Unless you plan to display dialog boxes in Script Editor all day, you're probably feeling pretty constrained by AppleScript right now. Yeah, you can display cool stuff in your dialog boxes, but that won't be enough to automate your Mac.
Luckily, you can use AppleScript to do other things—and one of the most powerful is the ability to control other applications. This feature alone unlocks a world of possibilities:
Before you can write any of those complicated scripts, however, you must learn the basics of program control. This section, therefore, introduces the basics of how to send commands to specific programs, rather than just to Mac OS X itself.
When you want to target a program with your commands, you have to let AppleScript know which program to talk to. For such purposes, the tell statement is your best friend.
Say you want the Finder to open your Home folder, so you can copy some files onto your desktop. To do this, enter these commands in Script Editor, then click Run:
tell application "Finder" activate open home end tell

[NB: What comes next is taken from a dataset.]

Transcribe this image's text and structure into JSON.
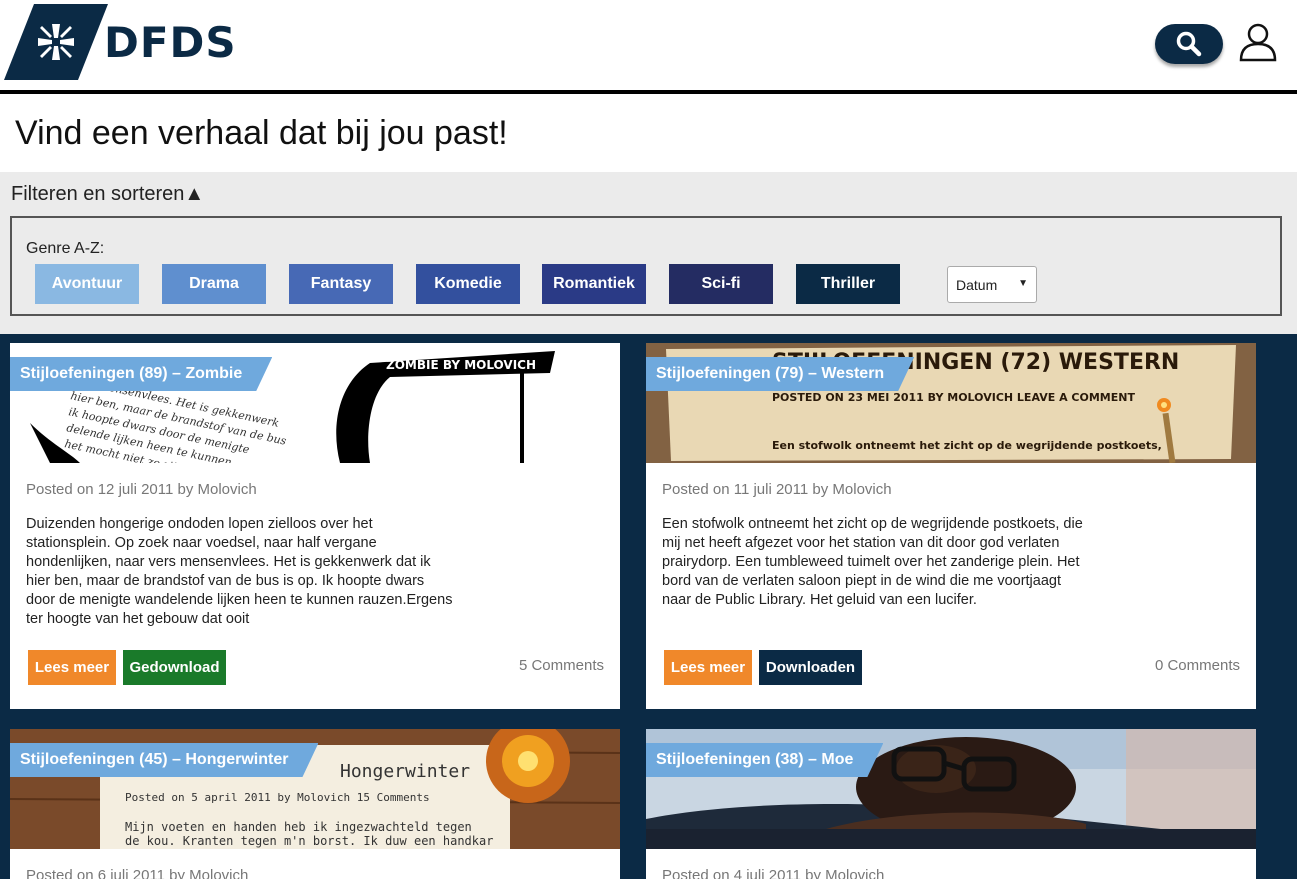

Everything after the tell command is directed at the program you specify—in this case, the Finder. The activate command ...